Everyone who has read about Charles Darwin and his theory of evolution might have, most certainly, heard about the Galápagos Islands too. The Enchanted Islands, as they are also known, belong to Ecuador and are located approximately 1.000 km off the Ecuadorian coast, amidst the Pacific Ocean. These volcanic islands are famous for their endemic species: in the course of evolution, natural selection took place and the animals adapted to the unique conditions of each island. Let’s have a closer look at some of the endemic animals which you can find on Galápagos:
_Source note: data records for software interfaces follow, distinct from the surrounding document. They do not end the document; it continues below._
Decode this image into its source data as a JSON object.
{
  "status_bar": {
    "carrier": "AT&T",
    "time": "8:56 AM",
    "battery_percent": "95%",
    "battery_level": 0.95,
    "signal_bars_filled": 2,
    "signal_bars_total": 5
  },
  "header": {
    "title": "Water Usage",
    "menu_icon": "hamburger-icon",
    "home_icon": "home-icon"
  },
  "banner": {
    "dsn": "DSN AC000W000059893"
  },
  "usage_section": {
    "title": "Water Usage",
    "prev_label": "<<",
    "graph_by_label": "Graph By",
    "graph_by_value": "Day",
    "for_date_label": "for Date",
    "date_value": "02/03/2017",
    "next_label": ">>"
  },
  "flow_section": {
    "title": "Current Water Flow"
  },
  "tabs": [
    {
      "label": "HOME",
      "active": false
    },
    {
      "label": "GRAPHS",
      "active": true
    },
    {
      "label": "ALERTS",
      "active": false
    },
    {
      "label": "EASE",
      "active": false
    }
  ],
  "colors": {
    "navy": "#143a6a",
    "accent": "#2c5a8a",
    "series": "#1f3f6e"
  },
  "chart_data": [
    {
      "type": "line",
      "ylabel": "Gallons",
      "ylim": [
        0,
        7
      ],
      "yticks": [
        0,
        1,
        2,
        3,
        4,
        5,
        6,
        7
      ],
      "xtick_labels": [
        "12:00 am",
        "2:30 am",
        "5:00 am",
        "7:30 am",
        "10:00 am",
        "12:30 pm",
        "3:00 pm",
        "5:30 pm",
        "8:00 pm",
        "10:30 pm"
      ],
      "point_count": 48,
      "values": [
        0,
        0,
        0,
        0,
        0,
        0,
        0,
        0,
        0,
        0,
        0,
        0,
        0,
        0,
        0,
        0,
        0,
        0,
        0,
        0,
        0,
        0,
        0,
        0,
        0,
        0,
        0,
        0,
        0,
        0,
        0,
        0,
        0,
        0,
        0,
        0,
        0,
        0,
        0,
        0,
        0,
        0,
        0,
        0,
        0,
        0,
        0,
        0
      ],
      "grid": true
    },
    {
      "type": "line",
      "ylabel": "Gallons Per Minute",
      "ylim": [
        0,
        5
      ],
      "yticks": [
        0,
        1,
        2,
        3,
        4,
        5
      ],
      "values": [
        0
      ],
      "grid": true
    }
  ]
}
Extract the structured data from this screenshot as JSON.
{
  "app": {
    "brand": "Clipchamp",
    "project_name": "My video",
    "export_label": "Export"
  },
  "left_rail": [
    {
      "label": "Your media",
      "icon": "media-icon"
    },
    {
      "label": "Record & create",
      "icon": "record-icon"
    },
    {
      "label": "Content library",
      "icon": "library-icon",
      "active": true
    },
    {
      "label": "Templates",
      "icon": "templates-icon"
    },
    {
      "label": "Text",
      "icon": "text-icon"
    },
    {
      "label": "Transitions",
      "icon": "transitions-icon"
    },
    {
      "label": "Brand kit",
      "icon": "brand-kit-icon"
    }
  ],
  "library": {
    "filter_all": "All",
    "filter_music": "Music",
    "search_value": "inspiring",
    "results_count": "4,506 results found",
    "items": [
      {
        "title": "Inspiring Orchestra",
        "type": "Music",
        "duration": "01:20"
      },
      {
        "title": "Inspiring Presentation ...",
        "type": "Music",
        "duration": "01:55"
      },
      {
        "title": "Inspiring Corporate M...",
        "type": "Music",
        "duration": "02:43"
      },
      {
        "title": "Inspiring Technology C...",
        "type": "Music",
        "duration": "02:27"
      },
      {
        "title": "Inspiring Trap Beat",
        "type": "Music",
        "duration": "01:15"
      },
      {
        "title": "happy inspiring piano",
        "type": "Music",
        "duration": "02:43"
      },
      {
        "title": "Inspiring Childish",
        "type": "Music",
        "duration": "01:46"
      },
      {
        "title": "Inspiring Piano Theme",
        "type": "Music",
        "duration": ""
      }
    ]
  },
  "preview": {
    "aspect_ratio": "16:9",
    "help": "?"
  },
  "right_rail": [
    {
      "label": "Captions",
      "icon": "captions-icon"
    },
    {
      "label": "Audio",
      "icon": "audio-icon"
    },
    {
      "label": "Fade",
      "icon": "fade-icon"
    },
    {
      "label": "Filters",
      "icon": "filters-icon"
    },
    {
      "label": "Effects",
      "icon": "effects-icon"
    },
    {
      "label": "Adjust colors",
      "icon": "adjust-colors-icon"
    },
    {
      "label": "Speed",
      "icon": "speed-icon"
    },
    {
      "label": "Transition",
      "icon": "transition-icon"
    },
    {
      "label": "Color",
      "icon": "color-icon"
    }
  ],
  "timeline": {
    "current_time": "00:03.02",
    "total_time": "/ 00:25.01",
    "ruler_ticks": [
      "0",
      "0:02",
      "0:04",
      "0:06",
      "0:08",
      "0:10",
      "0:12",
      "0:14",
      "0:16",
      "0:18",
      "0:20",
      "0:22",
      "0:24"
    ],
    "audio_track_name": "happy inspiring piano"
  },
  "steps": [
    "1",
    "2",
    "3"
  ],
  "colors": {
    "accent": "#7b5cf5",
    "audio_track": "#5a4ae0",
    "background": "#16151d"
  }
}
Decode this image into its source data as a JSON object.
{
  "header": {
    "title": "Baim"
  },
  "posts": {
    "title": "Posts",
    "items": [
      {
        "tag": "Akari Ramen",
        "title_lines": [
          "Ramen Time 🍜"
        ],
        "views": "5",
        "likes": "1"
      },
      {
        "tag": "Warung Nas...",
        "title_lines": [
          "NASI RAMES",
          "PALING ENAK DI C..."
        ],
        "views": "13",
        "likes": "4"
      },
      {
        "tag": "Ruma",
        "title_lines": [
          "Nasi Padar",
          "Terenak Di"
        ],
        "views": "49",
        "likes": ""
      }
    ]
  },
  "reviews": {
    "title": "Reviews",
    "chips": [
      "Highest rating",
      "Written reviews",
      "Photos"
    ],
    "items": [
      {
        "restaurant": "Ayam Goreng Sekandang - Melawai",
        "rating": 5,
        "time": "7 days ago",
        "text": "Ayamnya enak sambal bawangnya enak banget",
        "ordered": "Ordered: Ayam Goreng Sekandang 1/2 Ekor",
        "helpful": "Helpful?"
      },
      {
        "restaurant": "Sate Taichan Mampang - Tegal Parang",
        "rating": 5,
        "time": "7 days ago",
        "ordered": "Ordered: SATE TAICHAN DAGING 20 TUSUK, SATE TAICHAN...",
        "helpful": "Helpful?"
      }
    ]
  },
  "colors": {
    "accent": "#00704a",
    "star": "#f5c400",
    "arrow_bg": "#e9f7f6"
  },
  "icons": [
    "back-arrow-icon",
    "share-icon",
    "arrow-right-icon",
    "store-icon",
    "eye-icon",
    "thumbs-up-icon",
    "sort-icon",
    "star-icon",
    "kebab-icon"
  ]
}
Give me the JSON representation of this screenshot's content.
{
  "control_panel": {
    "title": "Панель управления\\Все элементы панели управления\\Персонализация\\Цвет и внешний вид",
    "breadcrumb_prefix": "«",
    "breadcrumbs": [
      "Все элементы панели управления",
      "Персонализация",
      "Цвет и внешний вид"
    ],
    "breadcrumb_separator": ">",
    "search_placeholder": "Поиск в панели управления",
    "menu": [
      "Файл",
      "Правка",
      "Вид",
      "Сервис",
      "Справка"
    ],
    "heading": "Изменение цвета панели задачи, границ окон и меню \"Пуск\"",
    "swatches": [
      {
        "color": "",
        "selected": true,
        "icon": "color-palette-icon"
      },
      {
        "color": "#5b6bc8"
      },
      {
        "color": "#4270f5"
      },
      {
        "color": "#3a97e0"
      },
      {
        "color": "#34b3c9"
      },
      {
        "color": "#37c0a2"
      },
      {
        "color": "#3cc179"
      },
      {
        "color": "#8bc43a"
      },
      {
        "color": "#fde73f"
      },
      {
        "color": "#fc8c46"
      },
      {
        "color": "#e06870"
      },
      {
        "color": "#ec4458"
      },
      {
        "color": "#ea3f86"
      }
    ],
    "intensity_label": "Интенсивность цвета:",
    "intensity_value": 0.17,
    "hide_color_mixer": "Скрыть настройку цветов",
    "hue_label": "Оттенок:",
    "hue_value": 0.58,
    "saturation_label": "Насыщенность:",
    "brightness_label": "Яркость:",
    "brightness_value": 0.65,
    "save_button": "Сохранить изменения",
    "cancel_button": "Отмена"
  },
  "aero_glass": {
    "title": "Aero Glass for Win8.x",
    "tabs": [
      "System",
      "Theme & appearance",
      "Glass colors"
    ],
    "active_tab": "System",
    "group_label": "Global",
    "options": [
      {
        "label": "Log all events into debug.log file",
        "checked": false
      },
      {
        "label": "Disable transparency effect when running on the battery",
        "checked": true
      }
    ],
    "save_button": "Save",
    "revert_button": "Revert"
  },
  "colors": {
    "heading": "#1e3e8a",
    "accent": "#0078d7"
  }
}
The tortoises found on the Galápagos Islands are the largest in the world – males can reach up to 1.8 meters and weigh more than 250 kg! Different islands are home to different types, which shows us again the importance of evolution. On Santa Cruz Island for example, tortoises have a quite round shell. On Isabela Island though, tortoises developed a notch in the shell behind the neck. As plants are growing higher there, this helps them to lift their heads and be able to reach the higher branches. If that is not amazing, tell me what else is it?
The stunning marine iguanas live both on land and in the sea and are endemic to the Galápagos. While being in the water, they usually look for food and eat; while being on land, they are resting and mating. I always thought that they look like small dinosaurs. Their black bodies sometimes show patches of other colors, especially during mating season. Thanks to conservation programs, populations are increasing. Marine iguanas can be found on many islands, for example on Santa Cruz, Isabela, Floreana, San Cristobal, or Fernandina.
Galápagos Sea Lions
The sea lions are Galápagos’ largest animals, with males reaching a weight of up to 250 kg. They are usually found in groups, with one dominant male and a couple of females. On many islands, you can find them lying around on the beaches, on the docks, or even on park benches!
Thirteen of the twenty-two endemic species of land birds are Darwin’s finches. Studying those finches, Darwin realized that each of the species has a different beak, varying in size and shape, depending on their specific diet. These observations helped him to develop his theory of evolution and natural selection.
This one is the only penguin found north of the equator and it is one of the smallest of its kind. The average Galápagos penguin is 50 cm tall, and males are usually a bit taller than females. Due to its small population and increased El Niño phenomenon, it is quite endangered. You can find the penguins mostly on Fernandina and on Isabela Island.
The animals mentioned above are just a few examples, the list goes on and on, but we wouldn’t finish this article naming all of them. It’s a great start though to give you an insight into the unique flora and fauna of the Galápagos Islands. Why not making a list with all the species you’d like to encounter during your next Galápagos trip?